Fennel is one of those special kinds of plants where every part of the plant is edible. The root is a wonderful vegetable, the leaves and stalks make a nice herb, the seeds and even the pollen are a spice that provides that wonderful, delicate sweet licorice-like flavor of fennel. After foraging for fennel pollen I made this lovely pots de creme recipe.
This is a story about foraging for fennel. Fennel is a common roadside weed but I wouldn’t use fennel picked from the side of the road. There would be too much contamination from traffic. In San Diego, we were fortunate enough to have many canyons and trails where it grew wild.
Fennel pollen is only available for a short window out of the year. It timed perfectly with the fourth of July, so we made it a fourth of July outing. Since I’d never done this before, I did some quick internet research before we headed out. I found an article by Hank Shaw in the Atlantic on foraging for fennel pollen.
We found a great spot where a bunch of fennel grows in a small canyon only a few miles from our apartment. We packed a variety of bags and a small plastic container for storage.
I found that both freezer bags or plastic produce bags work really well. The technique is easy, simply cover the fennel flowers with a bag and shake. The fennel pollen will fall into the bag.
It took a lot of flowers to collect even a little bit of pollen. I think we came home with about 1/3 cup of pollen total, after 4 people working at it for about an hour. So yeah, it’s hard work. There’s a reason why the stuff is almost as expensive as saffron!
The only thing to be careful for is the aphids. There were some flowers that had a bunch of the bugs on them, I simply avoided those. Once we had the pollen, I carefully picked through it multiple times to make sure I took out any potential bugs.
Now that we had the fennel pollen, I had to decide what to make with it. I had just made rabri a few days ago and I was looking for something to do with it. Rabri is condensed milk that has a bit of caramelization to it. Indians use it to make kulfi (ice cream), puddings or to serve alongside sweets like malpuda.
I decided I would bake pots de creme with the pollen using the rabri. It was so yummy!
Fennel Pollen Pots De Creme
- 6 large egg yolks
- ½ cup sugar
- 1 ½ cups homemade condensed milk or rabri I did not add any sugar, vanilla or saffron for this recipe. Unlike store bought condensed milk this homemade version has a caramel flavor. See notes for substitute
- ½ cup cream
- ¼ tsp cardamom

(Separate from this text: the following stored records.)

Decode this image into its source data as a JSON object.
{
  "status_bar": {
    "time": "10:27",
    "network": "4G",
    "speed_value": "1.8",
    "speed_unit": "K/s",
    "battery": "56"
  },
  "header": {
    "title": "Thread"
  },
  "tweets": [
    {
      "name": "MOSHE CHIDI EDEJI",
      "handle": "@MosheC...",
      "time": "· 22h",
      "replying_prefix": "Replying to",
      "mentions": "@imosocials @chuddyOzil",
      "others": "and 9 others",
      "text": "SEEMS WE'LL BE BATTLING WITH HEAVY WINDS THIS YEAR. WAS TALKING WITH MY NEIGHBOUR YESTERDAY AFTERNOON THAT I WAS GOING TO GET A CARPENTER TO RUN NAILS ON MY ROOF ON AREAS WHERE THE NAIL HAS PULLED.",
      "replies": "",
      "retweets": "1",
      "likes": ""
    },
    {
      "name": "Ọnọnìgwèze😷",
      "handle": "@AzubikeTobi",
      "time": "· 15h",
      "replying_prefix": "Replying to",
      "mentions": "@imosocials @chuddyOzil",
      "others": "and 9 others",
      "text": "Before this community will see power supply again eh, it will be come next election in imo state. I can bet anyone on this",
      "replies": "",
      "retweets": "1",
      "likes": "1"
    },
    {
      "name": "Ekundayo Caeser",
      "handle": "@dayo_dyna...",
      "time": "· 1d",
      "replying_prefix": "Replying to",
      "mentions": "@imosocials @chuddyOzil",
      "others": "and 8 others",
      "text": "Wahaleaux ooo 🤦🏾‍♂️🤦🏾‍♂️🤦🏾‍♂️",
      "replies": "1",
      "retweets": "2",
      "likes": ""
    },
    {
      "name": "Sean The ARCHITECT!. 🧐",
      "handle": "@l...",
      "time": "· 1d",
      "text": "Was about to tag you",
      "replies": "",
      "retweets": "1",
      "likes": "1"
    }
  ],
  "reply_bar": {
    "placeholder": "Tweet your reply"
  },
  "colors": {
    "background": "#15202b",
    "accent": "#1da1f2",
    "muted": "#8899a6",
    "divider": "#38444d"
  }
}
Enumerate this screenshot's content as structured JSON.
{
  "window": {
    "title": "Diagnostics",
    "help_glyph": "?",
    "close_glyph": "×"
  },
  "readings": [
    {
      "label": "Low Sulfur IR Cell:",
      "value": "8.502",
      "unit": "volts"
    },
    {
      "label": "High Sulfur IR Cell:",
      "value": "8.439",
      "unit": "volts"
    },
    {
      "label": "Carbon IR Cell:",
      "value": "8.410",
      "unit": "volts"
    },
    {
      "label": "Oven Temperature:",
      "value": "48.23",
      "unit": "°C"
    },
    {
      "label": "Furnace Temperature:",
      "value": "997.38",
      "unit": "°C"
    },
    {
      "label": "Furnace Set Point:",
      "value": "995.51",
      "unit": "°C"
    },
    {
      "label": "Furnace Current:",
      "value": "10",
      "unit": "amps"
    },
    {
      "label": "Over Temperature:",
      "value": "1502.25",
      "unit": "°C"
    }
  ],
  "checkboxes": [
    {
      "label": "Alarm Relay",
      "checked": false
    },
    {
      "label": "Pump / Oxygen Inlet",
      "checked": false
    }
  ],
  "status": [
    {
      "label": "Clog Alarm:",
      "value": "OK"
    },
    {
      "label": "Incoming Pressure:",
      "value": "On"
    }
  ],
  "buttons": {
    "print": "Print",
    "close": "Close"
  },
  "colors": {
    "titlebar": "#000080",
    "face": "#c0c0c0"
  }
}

- 1 tsp fennel pollen
- If using homemade condensed milk, put it in the blender for a minute and puree. This will make sure all the chunks of caramelized milk are small enough to go through a sieve later.
- Preheat oven to 325 degrees F.
- In a medium mixing bowl, whisk together the egg yolks and sugar until blended together.
- In a small saucepan, mix in the condensed milk and cream. Bring to a simmer.
- Slowly pour the hot milk and cream mixture into the egg mixture, whisking constantly as you pour.
- Strain the egg and milk mixture (to take out any lumps of cooked egg) into a measuring cup with a pouring lip.
- Stir in the cardamom and fennel pollen.
- Pour the mixture into 4 oz ramekins. Cover each ramekin tightly with foil.
- Place the cups into a roasting pan or another deep dish that will hold all the ramekins.
- Place the pan in the oven and pour boiling water into the pan so that the ramekins are halfway submerged in water.
- Carefully close the oven and bake for about 35 to 45 minutes.
- The custards should be set but still jiggly in the center.
- Remove from water bath and let cool for 30 minutes. Refrigerate for at least 2 hours before serving.
I know it’s tedious to reduce milk like I did so feel free to use evaporated milk instead and just substitute half the sugar for brown sugar. The brown sugar should provide a caramelly flavor similar to reduced milk. This recipe is adapted from the Vanilla Pots De Creme in the Joy of Cooking.